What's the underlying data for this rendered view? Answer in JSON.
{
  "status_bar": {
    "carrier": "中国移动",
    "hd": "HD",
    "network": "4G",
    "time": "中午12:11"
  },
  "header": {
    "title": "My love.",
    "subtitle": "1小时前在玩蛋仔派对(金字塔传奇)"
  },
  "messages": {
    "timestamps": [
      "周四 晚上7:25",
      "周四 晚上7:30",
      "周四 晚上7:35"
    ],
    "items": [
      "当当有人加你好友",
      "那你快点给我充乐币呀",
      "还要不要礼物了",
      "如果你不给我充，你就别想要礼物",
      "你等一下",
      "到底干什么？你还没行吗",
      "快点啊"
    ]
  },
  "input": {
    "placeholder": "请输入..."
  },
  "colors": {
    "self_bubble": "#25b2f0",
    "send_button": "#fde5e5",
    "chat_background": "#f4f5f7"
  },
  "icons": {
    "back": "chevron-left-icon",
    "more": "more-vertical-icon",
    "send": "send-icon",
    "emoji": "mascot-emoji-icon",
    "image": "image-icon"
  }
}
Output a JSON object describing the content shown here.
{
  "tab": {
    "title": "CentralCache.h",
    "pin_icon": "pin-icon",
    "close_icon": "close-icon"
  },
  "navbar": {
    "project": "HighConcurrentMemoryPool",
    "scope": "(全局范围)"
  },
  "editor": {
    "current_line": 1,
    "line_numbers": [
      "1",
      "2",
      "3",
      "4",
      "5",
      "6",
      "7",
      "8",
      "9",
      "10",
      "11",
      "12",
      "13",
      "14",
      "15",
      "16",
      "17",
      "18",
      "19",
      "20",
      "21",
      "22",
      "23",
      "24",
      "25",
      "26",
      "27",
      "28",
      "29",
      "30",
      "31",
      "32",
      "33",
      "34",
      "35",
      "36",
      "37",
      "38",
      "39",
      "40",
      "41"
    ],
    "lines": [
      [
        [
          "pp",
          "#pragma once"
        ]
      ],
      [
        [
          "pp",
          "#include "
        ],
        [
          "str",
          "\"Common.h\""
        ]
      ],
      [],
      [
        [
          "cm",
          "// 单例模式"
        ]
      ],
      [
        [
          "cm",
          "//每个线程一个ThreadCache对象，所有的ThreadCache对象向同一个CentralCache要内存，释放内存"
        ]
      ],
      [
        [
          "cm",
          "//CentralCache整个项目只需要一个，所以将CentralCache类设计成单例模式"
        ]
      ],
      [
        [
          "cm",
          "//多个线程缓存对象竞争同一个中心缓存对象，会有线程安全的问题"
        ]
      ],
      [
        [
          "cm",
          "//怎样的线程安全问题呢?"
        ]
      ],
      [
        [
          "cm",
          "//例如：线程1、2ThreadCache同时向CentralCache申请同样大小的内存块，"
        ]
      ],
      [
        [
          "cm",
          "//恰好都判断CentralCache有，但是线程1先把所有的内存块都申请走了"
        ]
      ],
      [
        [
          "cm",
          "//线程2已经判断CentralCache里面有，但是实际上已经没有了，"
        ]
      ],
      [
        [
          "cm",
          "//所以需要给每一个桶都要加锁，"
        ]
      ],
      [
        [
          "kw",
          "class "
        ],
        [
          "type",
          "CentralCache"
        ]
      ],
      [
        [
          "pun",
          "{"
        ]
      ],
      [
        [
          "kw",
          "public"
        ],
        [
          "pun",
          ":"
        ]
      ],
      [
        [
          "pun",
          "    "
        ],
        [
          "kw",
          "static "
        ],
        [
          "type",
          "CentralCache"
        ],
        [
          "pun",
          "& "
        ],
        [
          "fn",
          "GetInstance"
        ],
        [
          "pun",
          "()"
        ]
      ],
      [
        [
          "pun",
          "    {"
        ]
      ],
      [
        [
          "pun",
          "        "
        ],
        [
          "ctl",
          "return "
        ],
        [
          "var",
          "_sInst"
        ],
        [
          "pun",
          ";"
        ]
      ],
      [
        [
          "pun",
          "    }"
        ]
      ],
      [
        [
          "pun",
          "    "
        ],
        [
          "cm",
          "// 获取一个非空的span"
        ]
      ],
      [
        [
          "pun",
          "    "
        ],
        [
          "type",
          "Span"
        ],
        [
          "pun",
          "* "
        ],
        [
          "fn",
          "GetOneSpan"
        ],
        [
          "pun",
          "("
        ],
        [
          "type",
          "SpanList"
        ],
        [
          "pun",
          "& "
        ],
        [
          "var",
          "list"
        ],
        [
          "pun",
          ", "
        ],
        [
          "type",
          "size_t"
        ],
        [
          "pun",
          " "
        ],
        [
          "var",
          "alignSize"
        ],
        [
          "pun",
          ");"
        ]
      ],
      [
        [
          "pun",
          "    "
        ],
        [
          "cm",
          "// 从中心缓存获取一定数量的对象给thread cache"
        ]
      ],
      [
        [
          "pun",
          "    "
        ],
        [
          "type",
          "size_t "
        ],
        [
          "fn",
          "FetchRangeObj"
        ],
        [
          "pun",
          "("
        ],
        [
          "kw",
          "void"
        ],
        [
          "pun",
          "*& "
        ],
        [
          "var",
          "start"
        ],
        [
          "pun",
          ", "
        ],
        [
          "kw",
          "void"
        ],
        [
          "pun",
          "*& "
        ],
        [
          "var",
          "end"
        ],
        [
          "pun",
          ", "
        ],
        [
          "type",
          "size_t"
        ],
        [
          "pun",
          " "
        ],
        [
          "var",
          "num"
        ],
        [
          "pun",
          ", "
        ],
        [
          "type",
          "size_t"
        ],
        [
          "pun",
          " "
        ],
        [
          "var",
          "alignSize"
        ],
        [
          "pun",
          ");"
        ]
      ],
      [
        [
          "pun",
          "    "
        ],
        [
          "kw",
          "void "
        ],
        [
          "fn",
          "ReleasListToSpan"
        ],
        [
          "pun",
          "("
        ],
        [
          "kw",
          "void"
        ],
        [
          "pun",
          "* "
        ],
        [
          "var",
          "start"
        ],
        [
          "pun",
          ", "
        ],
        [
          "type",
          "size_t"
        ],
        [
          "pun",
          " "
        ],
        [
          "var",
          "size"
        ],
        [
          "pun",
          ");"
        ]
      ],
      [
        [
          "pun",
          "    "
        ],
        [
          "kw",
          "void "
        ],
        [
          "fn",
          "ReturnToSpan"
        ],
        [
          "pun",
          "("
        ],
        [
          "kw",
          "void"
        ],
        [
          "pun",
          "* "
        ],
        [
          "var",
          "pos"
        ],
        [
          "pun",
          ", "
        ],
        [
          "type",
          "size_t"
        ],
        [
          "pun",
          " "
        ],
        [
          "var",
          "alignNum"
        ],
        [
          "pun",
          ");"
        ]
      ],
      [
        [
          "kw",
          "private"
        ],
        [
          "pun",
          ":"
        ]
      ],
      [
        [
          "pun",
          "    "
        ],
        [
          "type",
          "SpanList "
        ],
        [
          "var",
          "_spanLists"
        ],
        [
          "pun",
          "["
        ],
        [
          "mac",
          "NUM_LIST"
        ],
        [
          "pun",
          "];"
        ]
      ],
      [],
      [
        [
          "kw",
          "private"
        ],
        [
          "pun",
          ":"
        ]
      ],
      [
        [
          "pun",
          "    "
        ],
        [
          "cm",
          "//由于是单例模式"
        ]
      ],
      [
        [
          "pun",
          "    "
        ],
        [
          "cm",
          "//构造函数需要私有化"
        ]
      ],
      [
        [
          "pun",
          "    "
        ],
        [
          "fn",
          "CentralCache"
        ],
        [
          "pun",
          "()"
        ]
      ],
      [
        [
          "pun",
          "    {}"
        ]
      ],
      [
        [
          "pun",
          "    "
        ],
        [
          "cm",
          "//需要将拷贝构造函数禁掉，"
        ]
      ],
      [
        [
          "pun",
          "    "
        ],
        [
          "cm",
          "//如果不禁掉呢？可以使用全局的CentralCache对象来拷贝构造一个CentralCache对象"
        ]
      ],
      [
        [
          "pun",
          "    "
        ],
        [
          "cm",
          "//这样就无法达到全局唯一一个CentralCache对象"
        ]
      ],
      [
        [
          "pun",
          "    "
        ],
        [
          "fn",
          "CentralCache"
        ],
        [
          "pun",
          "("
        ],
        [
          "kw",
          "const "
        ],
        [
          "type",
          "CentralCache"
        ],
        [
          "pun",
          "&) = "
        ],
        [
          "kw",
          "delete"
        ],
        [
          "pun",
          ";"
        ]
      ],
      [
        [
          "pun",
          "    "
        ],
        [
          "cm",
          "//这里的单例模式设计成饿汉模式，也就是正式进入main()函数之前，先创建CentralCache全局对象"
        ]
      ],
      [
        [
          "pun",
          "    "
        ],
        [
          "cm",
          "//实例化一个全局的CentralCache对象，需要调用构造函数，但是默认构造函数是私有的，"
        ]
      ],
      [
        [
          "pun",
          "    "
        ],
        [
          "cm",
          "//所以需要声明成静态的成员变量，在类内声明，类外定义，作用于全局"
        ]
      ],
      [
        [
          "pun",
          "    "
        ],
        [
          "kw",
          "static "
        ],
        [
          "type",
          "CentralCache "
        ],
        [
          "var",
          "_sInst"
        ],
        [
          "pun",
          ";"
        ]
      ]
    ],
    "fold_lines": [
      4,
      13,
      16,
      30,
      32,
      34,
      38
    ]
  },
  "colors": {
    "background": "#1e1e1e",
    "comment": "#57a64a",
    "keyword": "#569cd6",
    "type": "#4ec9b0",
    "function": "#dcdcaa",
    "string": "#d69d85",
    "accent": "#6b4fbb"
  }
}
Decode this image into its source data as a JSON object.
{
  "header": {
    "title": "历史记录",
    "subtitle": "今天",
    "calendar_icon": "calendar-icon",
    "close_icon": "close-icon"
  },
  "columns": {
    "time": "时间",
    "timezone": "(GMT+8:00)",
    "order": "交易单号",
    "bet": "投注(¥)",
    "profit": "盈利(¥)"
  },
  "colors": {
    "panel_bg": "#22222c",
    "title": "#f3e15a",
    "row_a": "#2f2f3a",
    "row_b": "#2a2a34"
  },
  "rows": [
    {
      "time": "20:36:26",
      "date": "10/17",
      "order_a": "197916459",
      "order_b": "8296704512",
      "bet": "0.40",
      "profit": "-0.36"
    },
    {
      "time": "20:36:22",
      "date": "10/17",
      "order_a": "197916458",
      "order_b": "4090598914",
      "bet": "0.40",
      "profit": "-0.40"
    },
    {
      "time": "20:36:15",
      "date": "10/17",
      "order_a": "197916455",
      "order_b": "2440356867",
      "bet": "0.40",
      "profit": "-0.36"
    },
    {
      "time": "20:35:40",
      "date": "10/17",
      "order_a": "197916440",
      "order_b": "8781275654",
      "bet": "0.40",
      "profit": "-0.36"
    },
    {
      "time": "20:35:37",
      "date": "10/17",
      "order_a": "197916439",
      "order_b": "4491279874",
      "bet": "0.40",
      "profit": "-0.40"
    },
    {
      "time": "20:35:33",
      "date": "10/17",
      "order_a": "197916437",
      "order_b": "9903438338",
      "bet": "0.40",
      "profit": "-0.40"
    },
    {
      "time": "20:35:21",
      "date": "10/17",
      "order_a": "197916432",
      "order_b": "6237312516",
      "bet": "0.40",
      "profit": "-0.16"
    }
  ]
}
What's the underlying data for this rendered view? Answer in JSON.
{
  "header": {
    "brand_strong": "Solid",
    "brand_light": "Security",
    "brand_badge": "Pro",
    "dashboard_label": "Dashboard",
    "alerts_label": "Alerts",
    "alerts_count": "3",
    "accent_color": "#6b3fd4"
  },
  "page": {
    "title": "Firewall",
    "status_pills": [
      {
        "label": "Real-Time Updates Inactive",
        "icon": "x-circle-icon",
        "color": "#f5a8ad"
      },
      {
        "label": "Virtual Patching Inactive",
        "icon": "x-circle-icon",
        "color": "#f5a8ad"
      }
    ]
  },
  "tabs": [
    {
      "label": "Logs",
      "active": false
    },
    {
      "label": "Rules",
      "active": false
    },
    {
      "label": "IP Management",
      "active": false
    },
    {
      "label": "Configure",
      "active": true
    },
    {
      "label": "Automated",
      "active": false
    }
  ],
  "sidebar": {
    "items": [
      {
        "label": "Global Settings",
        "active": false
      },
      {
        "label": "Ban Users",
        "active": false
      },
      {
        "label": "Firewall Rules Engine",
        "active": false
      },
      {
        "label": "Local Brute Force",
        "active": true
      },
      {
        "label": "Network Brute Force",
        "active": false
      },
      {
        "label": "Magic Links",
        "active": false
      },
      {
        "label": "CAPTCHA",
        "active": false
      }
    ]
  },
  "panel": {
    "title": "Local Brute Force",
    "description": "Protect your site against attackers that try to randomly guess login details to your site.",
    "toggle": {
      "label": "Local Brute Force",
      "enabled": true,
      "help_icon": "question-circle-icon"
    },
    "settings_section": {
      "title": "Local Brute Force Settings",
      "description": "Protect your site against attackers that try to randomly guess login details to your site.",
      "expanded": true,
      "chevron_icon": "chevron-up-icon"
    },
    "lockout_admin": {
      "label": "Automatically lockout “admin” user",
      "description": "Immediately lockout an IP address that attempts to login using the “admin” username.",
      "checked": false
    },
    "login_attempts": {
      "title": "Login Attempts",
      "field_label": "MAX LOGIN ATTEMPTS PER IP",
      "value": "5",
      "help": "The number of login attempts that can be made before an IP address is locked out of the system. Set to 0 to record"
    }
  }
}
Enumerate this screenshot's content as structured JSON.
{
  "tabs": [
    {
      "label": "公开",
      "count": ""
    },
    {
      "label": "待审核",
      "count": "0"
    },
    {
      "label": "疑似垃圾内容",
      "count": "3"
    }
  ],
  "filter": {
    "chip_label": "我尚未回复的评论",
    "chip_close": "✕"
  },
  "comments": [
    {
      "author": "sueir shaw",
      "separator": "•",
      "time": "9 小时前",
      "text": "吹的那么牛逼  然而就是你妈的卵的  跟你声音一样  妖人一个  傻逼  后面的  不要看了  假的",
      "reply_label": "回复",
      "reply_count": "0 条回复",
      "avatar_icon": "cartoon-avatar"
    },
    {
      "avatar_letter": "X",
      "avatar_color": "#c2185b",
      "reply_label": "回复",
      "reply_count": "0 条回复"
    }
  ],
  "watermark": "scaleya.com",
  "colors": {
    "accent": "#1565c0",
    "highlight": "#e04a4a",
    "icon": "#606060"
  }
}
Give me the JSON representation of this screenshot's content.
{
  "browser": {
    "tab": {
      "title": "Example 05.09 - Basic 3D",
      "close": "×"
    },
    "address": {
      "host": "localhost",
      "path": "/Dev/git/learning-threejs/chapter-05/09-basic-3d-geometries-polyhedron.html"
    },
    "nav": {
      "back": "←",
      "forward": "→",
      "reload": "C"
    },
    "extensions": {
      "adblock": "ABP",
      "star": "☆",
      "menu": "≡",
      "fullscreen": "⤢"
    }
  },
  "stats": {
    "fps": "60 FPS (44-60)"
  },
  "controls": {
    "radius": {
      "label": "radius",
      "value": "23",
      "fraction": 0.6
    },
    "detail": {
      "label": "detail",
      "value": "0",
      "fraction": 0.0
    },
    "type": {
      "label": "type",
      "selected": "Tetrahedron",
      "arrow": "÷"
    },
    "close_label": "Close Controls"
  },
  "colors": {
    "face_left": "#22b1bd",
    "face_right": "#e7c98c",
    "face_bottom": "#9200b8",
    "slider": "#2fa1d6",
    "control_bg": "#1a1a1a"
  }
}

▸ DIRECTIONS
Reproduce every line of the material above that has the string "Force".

▸ RESPONSE AREA
        "label": "Local Brute Force",
        "label": "Network Brute Force",
    "title": "Local Brute Force",
      "label": "Local Brute Force",
      "title": "Local Brute Force Settings",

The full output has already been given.